Complaints about bank lending-related matters rose sharply in the last three months of 2021, according to the Banking Ombudsman.
Latest data indicates complaints about home loans rose 24 per cent and about credit cards by 19 per cent between October and December, compared with the previous three months.
Complaints about long waiting times for a loan decision rose 62 per cent on the previous quarter, while complaints about declined applications were up 22 per cent.
Banking ombudsman Nicola Sladden said she was not surprised by the increase because it coincided with the introduction of amendments to the Credit Contracts and Consumer Finance Act.
The legislation required lenders to scrutinise customers' expenses more closely when assessing loan applications, along with other measures designed to protect vulnerable consumers.
"We knew some customers wouldn't be happy about this greater level of scrutiny - or the resulting longer processing times," Sladden said.
"We issued a guide in October to help customers prepare for the changes, but many would still have been caught by surprise."
In total, banks received 24,206 complaints during the quarter, up 3 per cent on the previous quarter.
Of these, 12 per cent were about what customers considered to be a bank's failure to follow through on an agreed action, particularly in lending-related matters.
Sladden said the tightening of loan-to-value ratios and an increase in interest rates during the quarter contributed to the spike in lending-related complaints.
In November, the Reserve Bank halved the amount of low-equity lending banks were able to provide, leading some banks to withdraw or modify pre-approvals issued to borrowers with deposits of less than 20 per cent.
The scheme also received more lending-related complaints between October and December, with a doubling of concerns about delays and banks not acting as promised, as well as a significant increase in concerns about unfair fees and rates.
On a more positive note, she said there had been a drop in the number of complaints related to financial hardship, which indicated the banks were managing those more effectively.
New Zealand Bankers' Association chief executive Roger Beaumont said it was no coincidence that lending related complaints had risen at the same time the government introduced new lending rules that made it harder to get a loan.
"The new rules mean it takes longer to get a loan because banks need to collect and verify more detailed information from customers.
"It's also harder for banks to approve loans because of the surpluses customers need to have, on top of banks' existing responsible lending practices such factoring in potential interest rates rises."
Beaumont said it was not surprised the government's new rules were making some customers unhappy, and front line workers were bearing the brunt of that.
"It's also not surprising they're complaining to the Banking Ombudsman about it, even though we're not responsible for the rule change."
The Government has recently announced tweaks to the law change which are under consultation and are set to come into force in early June.
But Beaumont said it was not convinced the tweaks would do enough to make a difference for customers.
"More could be done to reduce the impact on most consumers while maintaining protections for vulnerable consumers.

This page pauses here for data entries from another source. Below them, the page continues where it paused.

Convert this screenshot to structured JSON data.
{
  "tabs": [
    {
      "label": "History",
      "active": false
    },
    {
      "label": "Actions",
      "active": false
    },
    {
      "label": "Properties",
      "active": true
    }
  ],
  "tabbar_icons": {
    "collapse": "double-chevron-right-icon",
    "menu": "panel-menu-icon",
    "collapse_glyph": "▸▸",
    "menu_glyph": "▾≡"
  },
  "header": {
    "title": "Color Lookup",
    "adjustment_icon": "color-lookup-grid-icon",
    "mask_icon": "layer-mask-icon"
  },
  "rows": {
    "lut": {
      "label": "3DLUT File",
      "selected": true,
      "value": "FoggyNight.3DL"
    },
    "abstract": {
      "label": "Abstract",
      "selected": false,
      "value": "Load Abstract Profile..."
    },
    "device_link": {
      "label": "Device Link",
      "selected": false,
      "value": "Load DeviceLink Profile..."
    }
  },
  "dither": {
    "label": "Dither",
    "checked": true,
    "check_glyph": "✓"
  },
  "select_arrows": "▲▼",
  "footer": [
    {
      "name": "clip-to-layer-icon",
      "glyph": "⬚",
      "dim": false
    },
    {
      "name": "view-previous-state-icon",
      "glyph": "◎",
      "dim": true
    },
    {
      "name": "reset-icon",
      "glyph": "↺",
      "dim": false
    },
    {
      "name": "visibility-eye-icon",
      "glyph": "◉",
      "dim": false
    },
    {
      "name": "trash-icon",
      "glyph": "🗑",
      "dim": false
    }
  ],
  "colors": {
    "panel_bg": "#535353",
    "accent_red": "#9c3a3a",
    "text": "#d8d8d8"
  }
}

We'd like to see the new rules work in a way that doesn't restrict access to responsible lending for consumers who can afford it, while ensuring vulnerable consumers are protected from high-cost credit that may not suit their circumstances."